Dataset rows for apps and sites:
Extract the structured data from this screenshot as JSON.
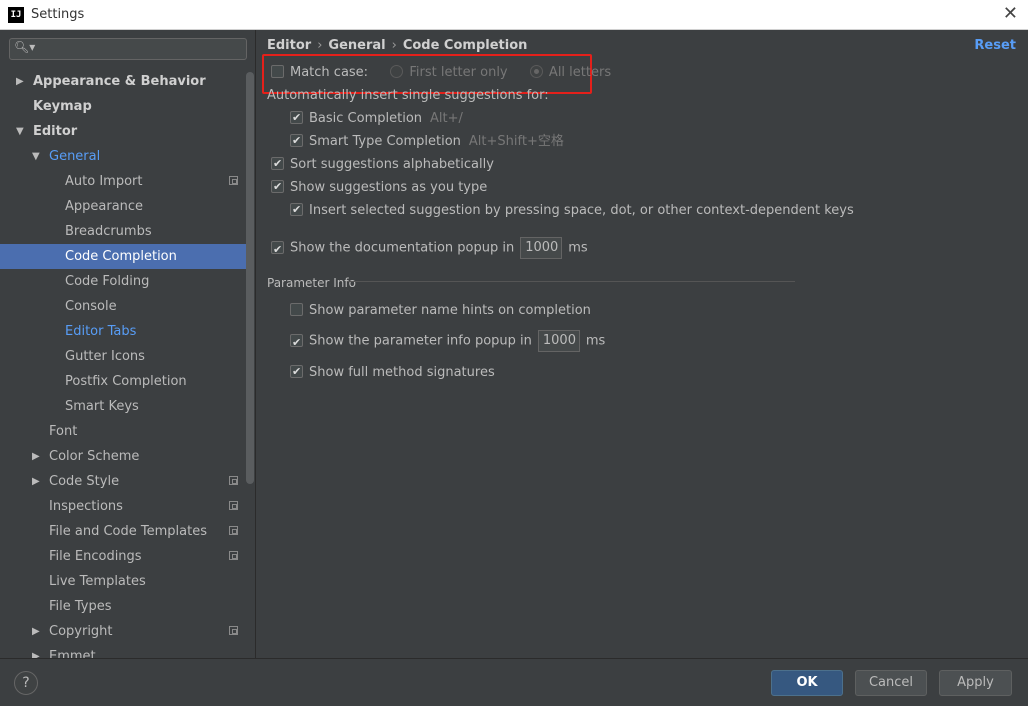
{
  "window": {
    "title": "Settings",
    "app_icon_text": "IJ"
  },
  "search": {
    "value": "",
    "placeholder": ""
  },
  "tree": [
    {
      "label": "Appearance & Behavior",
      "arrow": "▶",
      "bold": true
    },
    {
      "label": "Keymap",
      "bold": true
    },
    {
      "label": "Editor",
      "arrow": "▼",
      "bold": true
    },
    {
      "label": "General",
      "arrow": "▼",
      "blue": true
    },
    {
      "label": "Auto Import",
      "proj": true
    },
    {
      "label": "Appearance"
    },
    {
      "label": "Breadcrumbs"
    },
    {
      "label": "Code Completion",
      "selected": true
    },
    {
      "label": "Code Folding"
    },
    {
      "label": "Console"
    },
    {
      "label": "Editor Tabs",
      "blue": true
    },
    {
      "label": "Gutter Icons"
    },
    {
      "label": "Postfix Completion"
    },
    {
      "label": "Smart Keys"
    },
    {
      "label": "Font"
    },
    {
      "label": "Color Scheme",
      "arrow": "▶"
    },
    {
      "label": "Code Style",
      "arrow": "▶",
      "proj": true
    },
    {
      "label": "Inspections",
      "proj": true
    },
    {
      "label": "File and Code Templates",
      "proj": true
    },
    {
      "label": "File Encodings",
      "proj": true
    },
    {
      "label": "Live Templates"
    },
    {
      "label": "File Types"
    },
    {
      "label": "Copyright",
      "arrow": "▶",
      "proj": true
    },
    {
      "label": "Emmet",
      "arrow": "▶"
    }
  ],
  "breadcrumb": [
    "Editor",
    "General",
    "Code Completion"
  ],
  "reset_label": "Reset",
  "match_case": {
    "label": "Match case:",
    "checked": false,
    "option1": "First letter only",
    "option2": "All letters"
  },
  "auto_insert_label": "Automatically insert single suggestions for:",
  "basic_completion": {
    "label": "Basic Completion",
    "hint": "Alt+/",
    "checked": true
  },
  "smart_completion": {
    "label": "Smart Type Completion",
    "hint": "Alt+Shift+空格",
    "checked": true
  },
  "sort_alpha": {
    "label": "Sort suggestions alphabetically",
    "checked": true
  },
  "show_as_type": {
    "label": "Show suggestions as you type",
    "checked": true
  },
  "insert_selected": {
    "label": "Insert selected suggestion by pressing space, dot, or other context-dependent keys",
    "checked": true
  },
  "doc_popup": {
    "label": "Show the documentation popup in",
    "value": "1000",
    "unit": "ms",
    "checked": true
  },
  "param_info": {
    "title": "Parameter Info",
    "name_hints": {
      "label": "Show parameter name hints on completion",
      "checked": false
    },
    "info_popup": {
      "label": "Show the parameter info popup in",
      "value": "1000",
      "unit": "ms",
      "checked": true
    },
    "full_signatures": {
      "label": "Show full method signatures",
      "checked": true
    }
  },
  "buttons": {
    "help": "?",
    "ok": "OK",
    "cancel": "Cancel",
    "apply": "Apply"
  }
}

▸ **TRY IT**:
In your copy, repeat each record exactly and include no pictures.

▸ **SOLUTION TO THIS EXERCISE**:
Extract the structured data from this screenshot as JSON.
{
  "window": {
    "title": "Settings",
    "app_icon_text": "IJ"
  },
  "search": {
    "value": "",
    "placeholder": ""
  },
  "tree": [
    {
      "label": "Appearance & Behavior",
      "arrow": "▶",
      "bold": true
    },
    {
      "label": "Keymap",
      "bold": true
    },
    {
      "label": "Editor",
      "arrow": "▼",
      "bold": true
    },
    {
      "label": "General",
      "arrow": "▼",
      "blue": true
    },
    {
      "label": "Auto Import",
      "proj": true
    },
    {
      "label": "Appearance"
    },
    {
      "label": "Breadcrumbs"
    },
    {
      "label": "Code Completion",
      "selected": true
    },
    {
      "label": "Code Folding"
    },
    {
      "label": "Console"
    },
    {
      "label": "Editor Tabs",
      "blue": true
    },
    {
      "label": "Gutter Icons"
    },
    {
      "label": "Postfix Completion"
    },
    {
      "label": "Smart Keys"
    },
    {
      "label": "Font"
    },
    {
      "label": "Color Scheme",
      "arrow": "▶"
    },
    {
      "label": "Code Style",
      "arrow": "▶",
      "proj": true
    },
    {
      "label": "Inspections",
      "proj": true
    },
    {
      "label": "File and Code Templates",
      "proj": true
    },
    {
      "label": "File Encodings",
      "proj": true
    },
    {
      "label": "Live Templates"
    },
    {
      "label": "File Types"
    },
    {
      "label": "Copyright",
      "arrow": "▶",
      "proj": true
    },
    {
      "label": "Emmet",
      "arrow": "▶"
    }
  ],
  "breadcrumb": [
    "Editor",
    "General",
    "Code Completion"
  ],
  "reset_label": "Reset",
  "match_case": {
    "label": "Match case:",
    "checked": false,
    "option1": "First letter only",
    "option2": "All letters"
  },
  "auto_insert_label": "Automatically insert single suggestions for:",
  "basic_completion": {
    "label": "Basic Completion",
    "hint": "Alt+/",
    "checked": true
  },
  "smart_completion": {
    "label": "Smart Type Completion",
    "hint": "Alt+Shift+空格",
    "checked": true
  },
  "sort_alpha": {
    "label": "Sort suggestions alphabetically",
    "checked": true
  },
  "show_as_type": {
    "label": "Show suggestions as you type",
    "checked": true
  },
  "insert_selected": {
    "label": "Insert selected suggestion by pressing space, dot, or other context-dependent keys",
    "checked": true
  },
  "doc_popup": {
    "label": "Show the documentation popup in",
    "value": "1000",
    "unit": "ms",
    "checked": true
  },
  "param_info": {
    "title": "Parameter Info",
    "name_hints": {
      "label": "Show parameter name hints on completion",
      "checked": false
    },
    "info_popup": {
      "label": "Show the parameter info popup in",
      "value": "1000",
      "unit": "ms",
      "checked": true
    },
    "full_signatures": {
      "label": "Show full method signatures",
      "checked": true
    }
  },
  "buttons": {
    "help": "?",
    "ok": "OK",
    "cancel": "Cancel",
    "apply": "Apply"
  }
}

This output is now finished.